So where did the names Penton and Merlin come from?

The area is probably not named after the Celtic word for 'head'. Pentonville is far more likely to have taken its name from Henry Penton, an MP and Lord of the Admiralty on whose estate the first buildings on Penton Street were built back in the misty past of 1773.

Merlin's Cave in Pentonville itself may have taken its name due to early 18th century fashion. Warwick Wroth, writing in The London Pleasure Gardens of the Eighteenth Century (1896), argued that Merlin's Cave probably:

...derived its name from the Merlin's Cave constructed in 1735 by Queen Charlotte in the Royal Gardens at Richmond. The Richmond Cave was adorned by astrological symbols, and contained wax-work figures, of which the wizard Merlin was the chief. By the end of 1735 humble imitations of the Cave were established in various parts of the Kingdom, and it is highly probable that the Merlin's Cave tavern had an exhibition of this kind.

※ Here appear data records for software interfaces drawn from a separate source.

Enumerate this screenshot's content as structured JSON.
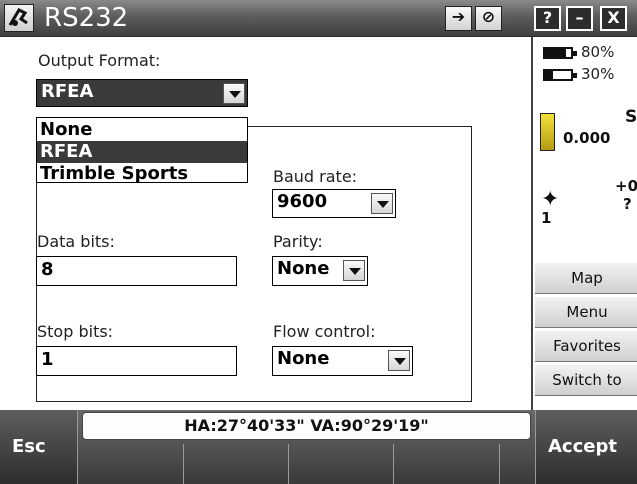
{
  "window": {
    "title": "RS232"
  },
  "titlebar": {
    "icon_button_1": "➔",
    "icon_button_2": "⊘",
    "help": "?",
    "minimize": "–",
    "close": "X"
  },
  "form": {
    "output_format_label": "Output Format:",
    "output_format_value": "RFEA",
    "output_format_options": [
      "None",
      "RFEA",
      "Trimble Sports"
    ],
    "baud_rate_label": "Baud rate:",
    "baud_rate_value": "9600",
    "data_bits_label": "Data bits:",
    "data_bits_value": "8",
    "parity_label": "Parity:",
    "parity_value": "None",
    "stop_bits_label": "Stop bits:",
    "stop_bits_value": "1",
    "flow_control_label": "Flow control:",
    "flow_control_value": "None"
  },
  "side": {
    "battery_1": "80%",
    "battery_1_level": 0.8,
    "battery_2": "30%",
    "battery_2_level": 0.3,
    "instrument_label": "S",
    "instrument_value": "0.000",
    "gnss_value_top": "+0",
    "gnss_value_bottom": "?",
    "gnss_count": "1",
    "buttons": [
      "Map",
      "Menu",
      "Favorites",
      "Switch to"
    ]
  },
  "bottom": {
    "esc": "Esc",
    "status": "HA:27°40'33\"  VA:90°29'19\"",
    "accept": "Accept"
  }
}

Merlin's Cave is one of those light little myths passed around when London druids and pagans gather, get half-cut and chat. It's something to which writers and poets then allude when they wish to shame the current aspirations shaping the Islington landscape. They hark back to a mystical past of magic and meaning with the secret of Merlin's Pentonville cave. But the story of this Metropolitan Merlin is barely a century old itself, conjured across the landscape by a misinterpreted place-name, a good name for a tavern and the desire by one writer, EO Gorman, to rewrite the map of London by way of imagined druidic ritual and sacred hills.

And that is OK. London is big, old and strong enough to bear endless narratives across its surface. We can walk the streets intoxicated with the poetry of the mythology, we can palpably grasp the past with shards of evidence. As Peter Ackroyd asks in London: The Biography when writing about Pentonville: "Can one place assume different identities, existing in different times and in different visions of reality?".

Last Updated 18 November 2016